Every organization is different in its setup, the types of people it has, and its historical constraints. This is why I’m focusing on a list of functions that the RMP team should be in charge of and contain, as well as the relationships between those functions, rather than who reports to whom. In describing these functions, I think of a RMP team that deals with a wide array of problems: merchant on-boarding, fraud, abuse, credit issues, and more. As you decide to focus on specific domains, you can trim and only use some of these functions; however, all of them should exist to some degree, even if your problem domain is more limited.
A RMP team needs to be able to quickly identify threats and loss drivers, quantify and understand their origins, and use or develop tools that will allow it to manage those threats while monitoring them. It needs to be able to cater to its own needs quite independently because it has unique needs and because standard development cycles don’t work well with the ever-changing landscape of user behavior.

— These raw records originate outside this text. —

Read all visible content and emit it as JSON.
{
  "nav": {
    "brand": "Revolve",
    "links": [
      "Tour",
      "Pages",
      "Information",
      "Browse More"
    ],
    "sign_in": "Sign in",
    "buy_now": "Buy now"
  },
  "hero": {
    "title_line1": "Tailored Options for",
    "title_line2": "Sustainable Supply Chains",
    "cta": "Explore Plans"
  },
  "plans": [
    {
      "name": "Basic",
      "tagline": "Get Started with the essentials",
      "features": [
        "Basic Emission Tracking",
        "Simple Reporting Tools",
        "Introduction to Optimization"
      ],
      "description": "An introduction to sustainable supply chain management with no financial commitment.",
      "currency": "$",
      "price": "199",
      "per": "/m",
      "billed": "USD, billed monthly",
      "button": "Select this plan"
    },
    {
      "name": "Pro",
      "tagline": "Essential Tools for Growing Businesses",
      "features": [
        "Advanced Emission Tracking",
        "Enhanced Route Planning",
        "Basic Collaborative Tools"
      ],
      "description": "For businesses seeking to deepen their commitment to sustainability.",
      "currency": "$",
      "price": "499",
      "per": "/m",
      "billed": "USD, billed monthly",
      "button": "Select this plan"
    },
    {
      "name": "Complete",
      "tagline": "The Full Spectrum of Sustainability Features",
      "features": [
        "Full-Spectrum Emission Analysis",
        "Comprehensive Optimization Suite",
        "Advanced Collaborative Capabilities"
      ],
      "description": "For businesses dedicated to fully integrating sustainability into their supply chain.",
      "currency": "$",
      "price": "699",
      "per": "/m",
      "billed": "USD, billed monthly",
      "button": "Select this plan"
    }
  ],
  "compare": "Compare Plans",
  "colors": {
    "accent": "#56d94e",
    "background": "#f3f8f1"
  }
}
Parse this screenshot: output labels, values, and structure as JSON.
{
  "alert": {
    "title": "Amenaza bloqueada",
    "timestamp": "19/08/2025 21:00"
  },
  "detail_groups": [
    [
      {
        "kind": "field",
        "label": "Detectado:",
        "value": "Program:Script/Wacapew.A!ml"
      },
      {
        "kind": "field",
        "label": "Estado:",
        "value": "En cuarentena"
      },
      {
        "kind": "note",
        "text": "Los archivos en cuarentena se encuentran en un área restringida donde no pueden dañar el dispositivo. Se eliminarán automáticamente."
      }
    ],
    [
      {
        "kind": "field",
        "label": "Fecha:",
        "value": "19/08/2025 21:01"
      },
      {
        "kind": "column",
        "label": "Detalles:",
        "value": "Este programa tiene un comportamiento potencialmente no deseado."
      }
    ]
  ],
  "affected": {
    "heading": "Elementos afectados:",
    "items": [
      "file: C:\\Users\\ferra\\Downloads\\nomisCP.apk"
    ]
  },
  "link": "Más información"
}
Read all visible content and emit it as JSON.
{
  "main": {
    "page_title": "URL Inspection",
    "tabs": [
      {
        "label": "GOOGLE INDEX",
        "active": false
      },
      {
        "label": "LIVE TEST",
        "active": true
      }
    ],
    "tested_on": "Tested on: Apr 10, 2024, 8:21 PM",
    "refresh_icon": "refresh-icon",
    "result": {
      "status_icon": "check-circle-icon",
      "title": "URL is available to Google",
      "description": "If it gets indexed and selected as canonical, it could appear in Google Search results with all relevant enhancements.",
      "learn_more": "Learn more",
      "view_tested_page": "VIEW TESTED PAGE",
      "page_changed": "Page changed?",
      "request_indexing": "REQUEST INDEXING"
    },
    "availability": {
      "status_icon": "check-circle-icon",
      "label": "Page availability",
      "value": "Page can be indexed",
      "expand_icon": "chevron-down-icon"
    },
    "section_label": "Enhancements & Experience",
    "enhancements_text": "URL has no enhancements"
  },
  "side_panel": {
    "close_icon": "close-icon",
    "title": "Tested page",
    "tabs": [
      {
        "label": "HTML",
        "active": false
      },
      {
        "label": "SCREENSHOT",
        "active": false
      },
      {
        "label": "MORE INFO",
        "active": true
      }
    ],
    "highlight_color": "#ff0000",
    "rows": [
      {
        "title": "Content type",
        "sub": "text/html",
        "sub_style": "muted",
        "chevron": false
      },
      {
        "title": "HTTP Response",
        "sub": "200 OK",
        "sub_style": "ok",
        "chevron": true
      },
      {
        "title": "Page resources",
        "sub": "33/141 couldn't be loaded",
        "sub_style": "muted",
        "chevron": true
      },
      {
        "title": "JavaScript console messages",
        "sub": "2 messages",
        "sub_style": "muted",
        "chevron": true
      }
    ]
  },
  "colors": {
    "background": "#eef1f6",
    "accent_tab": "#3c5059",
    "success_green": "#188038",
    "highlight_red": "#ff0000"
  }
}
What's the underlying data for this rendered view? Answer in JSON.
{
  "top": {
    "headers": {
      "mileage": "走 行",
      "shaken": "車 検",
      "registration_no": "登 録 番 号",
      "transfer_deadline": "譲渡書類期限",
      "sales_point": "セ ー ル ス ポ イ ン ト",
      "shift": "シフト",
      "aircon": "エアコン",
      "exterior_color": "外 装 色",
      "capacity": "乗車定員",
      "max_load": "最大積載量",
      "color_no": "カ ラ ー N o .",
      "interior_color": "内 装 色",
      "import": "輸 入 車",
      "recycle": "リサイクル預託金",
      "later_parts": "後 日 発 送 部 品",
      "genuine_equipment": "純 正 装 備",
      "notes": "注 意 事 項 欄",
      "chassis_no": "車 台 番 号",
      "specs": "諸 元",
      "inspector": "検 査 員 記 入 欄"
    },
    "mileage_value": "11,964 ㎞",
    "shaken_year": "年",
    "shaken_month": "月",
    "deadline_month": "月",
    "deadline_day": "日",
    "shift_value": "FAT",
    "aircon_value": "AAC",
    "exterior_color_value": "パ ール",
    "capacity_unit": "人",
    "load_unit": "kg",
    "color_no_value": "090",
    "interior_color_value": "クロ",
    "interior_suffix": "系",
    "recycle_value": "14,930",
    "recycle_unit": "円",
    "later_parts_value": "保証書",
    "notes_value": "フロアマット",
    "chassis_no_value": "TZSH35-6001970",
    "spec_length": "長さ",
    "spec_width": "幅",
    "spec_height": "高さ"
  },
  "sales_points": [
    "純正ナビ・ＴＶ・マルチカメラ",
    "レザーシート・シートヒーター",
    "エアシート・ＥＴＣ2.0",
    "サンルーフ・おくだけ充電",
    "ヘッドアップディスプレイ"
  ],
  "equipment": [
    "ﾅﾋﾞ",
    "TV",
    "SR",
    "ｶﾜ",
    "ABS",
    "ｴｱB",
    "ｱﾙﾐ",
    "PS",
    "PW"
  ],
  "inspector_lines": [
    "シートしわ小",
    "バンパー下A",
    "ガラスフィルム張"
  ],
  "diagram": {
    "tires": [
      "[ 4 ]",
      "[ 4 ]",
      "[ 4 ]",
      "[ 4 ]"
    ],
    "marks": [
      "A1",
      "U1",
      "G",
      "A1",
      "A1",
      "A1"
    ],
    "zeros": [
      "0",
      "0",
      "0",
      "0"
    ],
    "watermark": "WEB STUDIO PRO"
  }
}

Finally, it needs to grow and foster domain expertise, making sure that it is documented and shared across the organization.
In its broadest form, a RMP team should contain several functions: Operations, Decision Automation, Analytics, and Product.
Operations is the team in charge of ...